1 Kings 12

I have been young, and now am old, yet I have not seen the righteous forsaken or his children begging for bread (Psalm 37:25). 

Wisdom is not always attached to age, for there are old men who remain foolish, and young men who are wise.  Whether one is young or old, the fear of the Lord remains the beginning of wisdom. 

Yet, for one who fears the Lord, great wisdom can be gained through years.  For instance, David in the psalm above testifies to the goodness of God toward the righteous, which he not only has expected from the word of God, but has observed in his experience with God’s people.  And that comes from years. 

In the 1 Kings 12 passage at hand, Rehoboam makes a mistake that is characteristic of our age, and apparently also of his.  Seeking counsel concerning how he should govern as a new king, he spurned the counsel of his elders, who instructed him to deal kindly with his people, and instead followed the counsel of his younger peers, who told him to rule with strict and stern discipline.  We know how it turned out.  He lost the kingdom.

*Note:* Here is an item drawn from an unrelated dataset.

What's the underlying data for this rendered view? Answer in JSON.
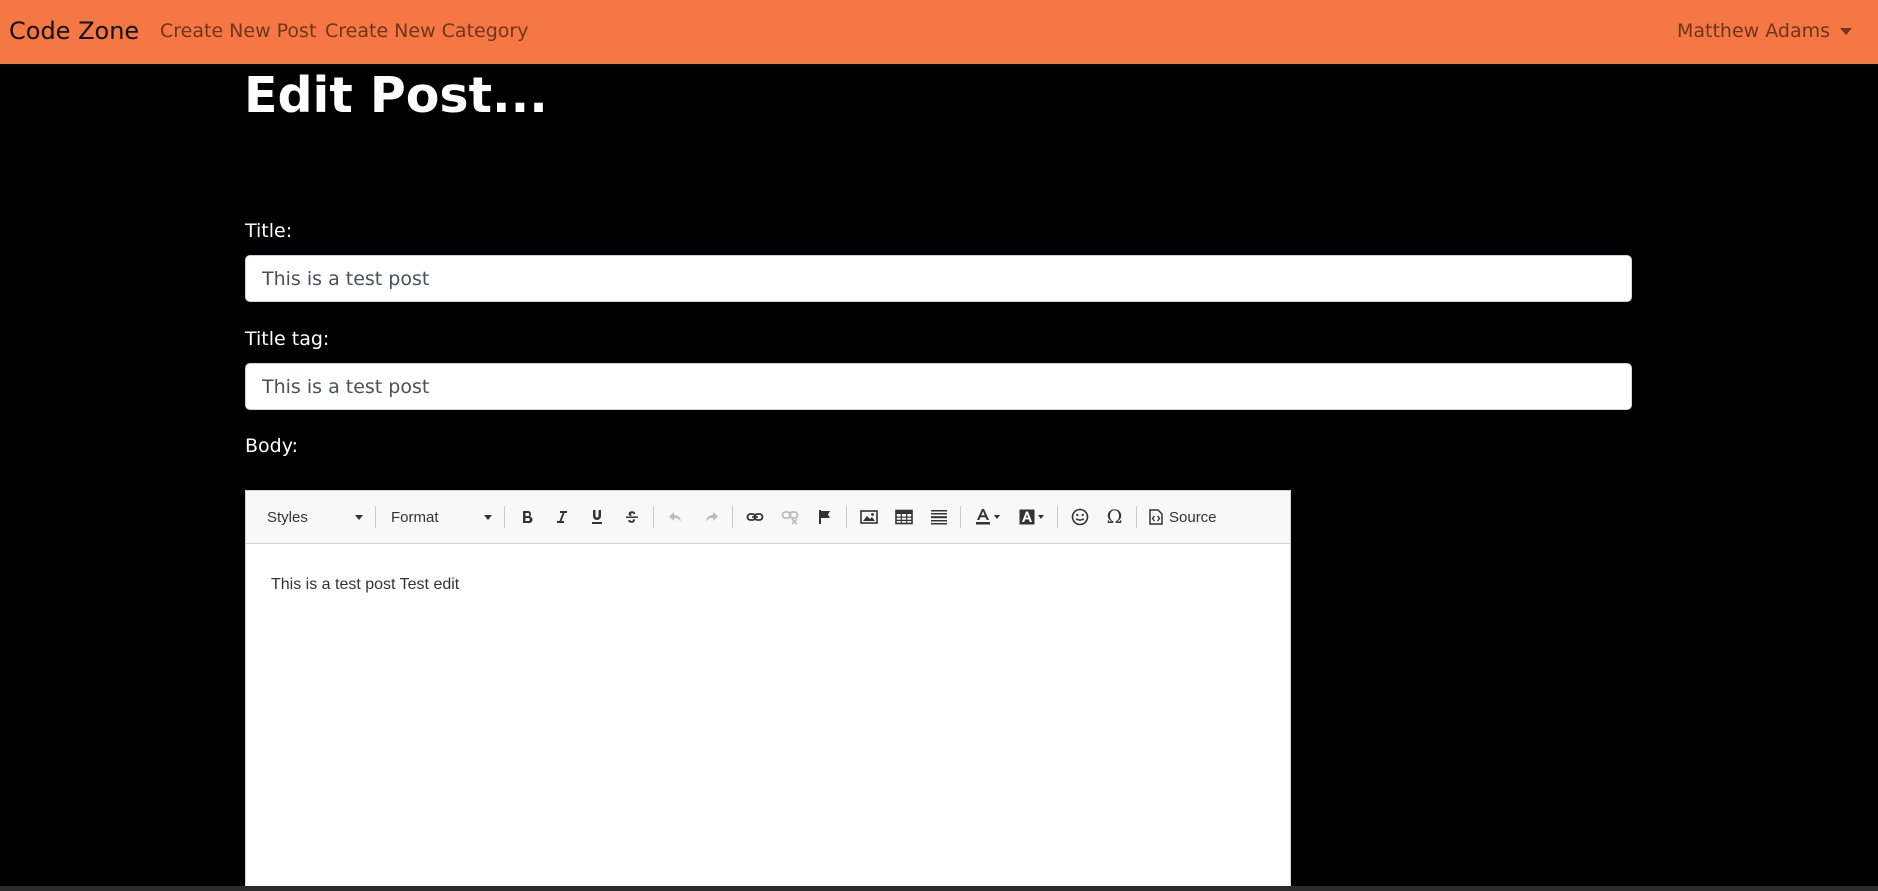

Rehoboam’s loss will not surprise the wise.  One of the follies of youth is a confusion concerning where true strength lies, seeing the locus of true authority in the strength of the arm rather than in the kindness that is the fruit of love.  The elders understood this.  For my part, I am not convinced that the young men with whom Rehoboam consulted were altogether ill-intentioned.  They may well have thought that strength lies primarily in the resolution of the will, and that Rehoboam would be most effective as he brought strict discipline upon the people.    

I remember it well.  As a young father, having read several childrearing books (one in particular), I became convinced that raising children well was a matter of consistent discipline, and of establishing my authority as their father.  But it didn’t produce fruit of joy in the Lord.  I came to see that the fruit of the Spirit in the home—love, joy, peace, patience, kindness, gentleness, faithfulness, goodness, and self control (Gal 5:22)—was the foundation upon which raising children rests, and the atmosphere in which discipline and child training must take place.  I also learned that, at least for the flesh, walking in love and gentleness is far more difficult than administering strict discipline.  And far more effective.   Because true authority, and true strength, lies in love. 

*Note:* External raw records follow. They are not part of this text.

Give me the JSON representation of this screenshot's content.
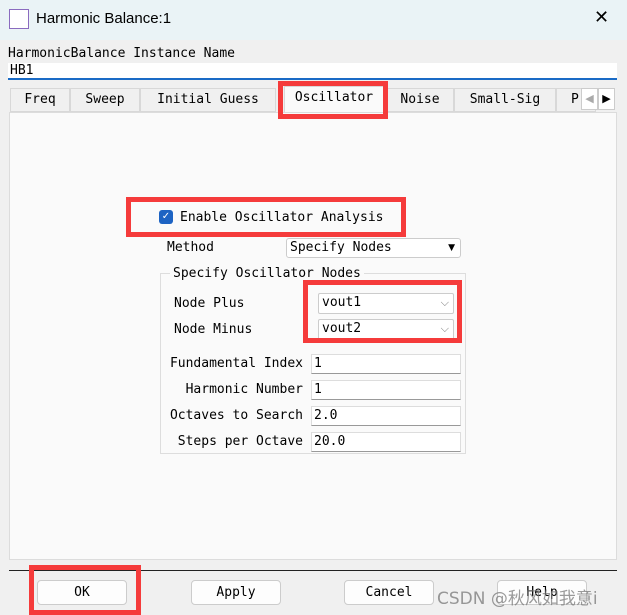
{
  "window": {
    "title": "Harmonic Balance:1",
    "close_icon": "close-icon",
    "app_icon": "harmonic-balance-icon"
  },
  "instance": {
    "label": "HarmonicBalance Instance Name",
    "value": "HB1"
  },
  "tabs": [
    {
      "label": "Freq"
    },
    {
      "label": "Sweep"
    },
    {
      "label": "Initial Guess"
    },
    {
      "label": "Oscillator",
      "selected": true
    },
    {
      "label": "Noise"
    },
    {
      "label": "Small-Sig"
    },
    {
      "label": "P"
    }
  ],
  "oscillator": {
    "enable_label": "Enable Oscillator Analysis",
    "enable_checked": true,
    "method_label": "Method",
    "method_value": "Specify Nodes",
    "group_title": "Specify Oscillator Nodes",
    "node_plus_label": "Node Plus",
    "node_plus_value": "vout1",
    "node_minus_label": "Node Minus",
    "node_minus_value": "vout2",
    "fields": [
      {
        "label": "Fundamental Index",
        "value": "1"
      },
      {
        "label": "Harmonic Number",
        "value": "1"
      },
      {
        "label": "Octaves to Search",
        "value": "2.0"
      },
      {
        "label": "Steps per Octave",
        "value": "20.0"
      }
    ]
  },
  "buttons": {
    "ok": "OK",
    "apply": "Apply",
    "cancel": "Cancel",
    "help": "Help"
  },
  "watermark": "CSDN @秋风如我意i",
  "colors": {
    "highlight": "#f53b3b",
    "accent": "#1d63c3"
  }
}
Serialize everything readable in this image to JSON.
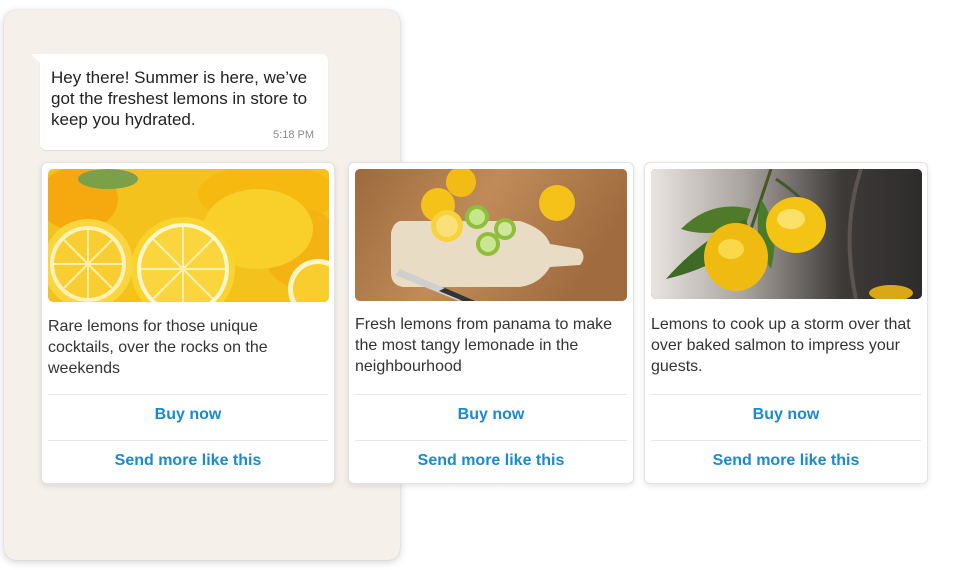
{
  "message": {
    "text": "Hey there! Summer is here, we’ve got the freshest lemons in store to keep you hydrated.",
    "time": "5:18 PM"
  },
  "cards": [
    {
      "image_icon": "lemon-slices-image",
      "description": "Rare lemons for those unique cocktails, over the rocks on the weekends",
      "actions": [
        "Buy now",
        "Send more like this"
      ]
    },
    {
      "image_icon": "cutting-board-lemons-image",
      "description": "Fresh lemons from panama to make the most tangy lemonade in the neighbourhood",
      "actions": [
        "Buy now",
        "Send more like this"
      ]
    },
    {
      "image_icon": "lemon-tree-branch-image",
      "description": "Lemons to cook up a storm over that over baked salmon to impress your guests.",
      "actions": [
        "Buy now",
        "Send more like this"
      ]
    }
  ],
  "colors": {
    "chat_background": "#f5f0ea",
    "action_text": "#1a8ad0",
    "lemon": "#f7c518"
  }
}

Most of us, in one way or another, have arenas where we exercise authority.  Take heed to Rehoboam.  Otherwise you may well lose the kingdom.